▶ **What you have to do**: Copy whichever lines of the data hold the word "icon".

>>

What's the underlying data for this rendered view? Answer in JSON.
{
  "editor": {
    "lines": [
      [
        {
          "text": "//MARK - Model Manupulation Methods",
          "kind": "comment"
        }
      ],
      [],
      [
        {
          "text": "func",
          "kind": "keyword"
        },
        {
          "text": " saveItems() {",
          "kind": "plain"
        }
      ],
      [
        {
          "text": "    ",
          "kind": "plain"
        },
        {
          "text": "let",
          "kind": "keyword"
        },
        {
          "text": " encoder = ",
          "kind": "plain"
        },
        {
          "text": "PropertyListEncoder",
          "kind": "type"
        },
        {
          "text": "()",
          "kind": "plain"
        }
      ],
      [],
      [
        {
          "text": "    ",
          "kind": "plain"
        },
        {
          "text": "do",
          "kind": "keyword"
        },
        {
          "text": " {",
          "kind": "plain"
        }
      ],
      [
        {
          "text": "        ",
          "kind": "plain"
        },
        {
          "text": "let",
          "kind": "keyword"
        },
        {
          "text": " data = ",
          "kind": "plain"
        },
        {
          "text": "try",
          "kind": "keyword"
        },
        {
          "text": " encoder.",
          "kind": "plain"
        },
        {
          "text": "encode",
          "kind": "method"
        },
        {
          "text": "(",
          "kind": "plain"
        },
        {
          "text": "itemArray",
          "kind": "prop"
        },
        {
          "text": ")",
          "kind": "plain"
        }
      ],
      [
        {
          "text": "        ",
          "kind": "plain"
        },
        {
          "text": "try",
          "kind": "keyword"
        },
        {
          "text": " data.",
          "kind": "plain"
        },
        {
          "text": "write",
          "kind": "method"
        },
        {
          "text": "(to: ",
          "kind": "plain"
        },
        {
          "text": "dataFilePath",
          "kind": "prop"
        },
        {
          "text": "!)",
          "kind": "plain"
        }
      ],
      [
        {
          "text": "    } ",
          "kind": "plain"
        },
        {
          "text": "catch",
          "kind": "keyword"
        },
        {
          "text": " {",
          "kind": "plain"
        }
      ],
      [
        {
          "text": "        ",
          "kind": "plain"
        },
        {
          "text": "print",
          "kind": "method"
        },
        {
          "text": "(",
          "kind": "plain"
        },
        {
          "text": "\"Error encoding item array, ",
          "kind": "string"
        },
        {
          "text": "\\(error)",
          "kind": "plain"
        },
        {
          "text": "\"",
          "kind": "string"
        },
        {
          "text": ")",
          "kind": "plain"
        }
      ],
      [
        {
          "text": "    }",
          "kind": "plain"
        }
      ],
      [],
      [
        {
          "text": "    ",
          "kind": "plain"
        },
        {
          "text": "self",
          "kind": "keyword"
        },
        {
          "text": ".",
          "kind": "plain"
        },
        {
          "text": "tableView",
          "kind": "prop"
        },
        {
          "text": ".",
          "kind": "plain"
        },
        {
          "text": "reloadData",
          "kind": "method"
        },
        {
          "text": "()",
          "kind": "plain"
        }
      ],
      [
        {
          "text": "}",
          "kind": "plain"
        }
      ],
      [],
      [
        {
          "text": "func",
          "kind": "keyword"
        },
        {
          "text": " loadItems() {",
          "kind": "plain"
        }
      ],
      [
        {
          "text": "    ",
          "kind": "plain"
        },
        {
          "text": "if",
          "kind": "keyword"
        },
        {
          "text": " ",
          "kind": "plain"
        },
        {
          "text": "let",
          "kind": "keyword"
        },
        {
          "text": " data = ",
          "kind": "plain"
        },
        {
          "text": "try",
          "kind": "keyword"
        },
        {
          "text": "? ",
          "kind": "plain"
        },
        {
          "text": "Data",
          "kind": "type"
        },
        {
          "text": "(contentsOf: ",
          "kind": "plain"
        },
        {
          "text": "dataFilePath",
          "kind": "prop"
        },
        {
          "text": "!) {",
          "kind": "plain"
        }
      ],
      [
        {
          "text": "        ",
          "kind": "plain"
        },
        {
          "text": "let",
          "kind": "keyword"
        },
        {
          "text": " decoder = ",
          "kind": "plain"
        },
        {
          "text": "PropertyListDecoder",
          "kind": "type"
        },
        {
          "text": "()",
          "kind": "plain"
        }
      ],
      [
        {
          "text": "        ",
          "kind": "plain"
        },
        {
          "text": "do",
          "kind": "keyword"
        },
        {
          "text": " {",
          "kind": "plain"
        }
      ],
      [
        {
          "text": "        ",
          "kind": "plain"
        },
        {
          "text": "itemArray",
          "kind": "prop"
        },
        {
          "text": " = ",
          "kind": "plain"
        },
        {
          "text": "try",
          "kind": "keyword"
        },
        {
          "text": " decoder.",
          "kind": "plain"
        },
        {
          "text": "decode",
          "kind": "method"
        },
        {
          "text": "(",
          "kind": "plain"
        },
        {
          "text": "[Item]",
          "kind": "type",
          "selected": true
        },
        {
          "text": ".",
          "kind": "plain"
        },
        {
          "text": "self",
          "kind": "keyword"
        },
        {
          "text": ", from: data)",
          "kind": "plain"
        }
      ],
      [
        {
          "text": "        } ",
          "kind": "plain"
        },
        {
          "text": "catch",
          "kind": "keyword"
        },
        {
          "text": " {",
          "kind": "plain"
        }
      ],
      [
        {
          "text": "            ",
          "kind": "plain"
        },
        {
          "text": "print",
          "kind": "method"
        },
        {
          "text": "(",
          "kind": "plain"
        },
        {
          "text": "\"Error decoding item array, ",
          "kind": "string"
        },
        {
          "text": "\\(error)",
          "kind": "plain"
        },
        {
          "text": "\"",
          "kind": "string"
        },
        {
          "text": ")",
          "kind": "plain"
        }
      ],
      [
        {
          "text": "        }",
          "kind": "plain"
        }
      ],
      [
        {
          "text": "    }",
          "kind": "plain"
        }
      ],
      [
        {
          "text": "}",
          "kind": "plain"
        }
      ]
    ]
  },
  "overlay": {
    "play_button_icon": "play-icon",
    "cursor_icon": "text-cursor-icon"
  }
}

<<

▶ **Task response**:
    "play_button_icon": "play-icon",
    "cursor_icon": "text-cursor-icon"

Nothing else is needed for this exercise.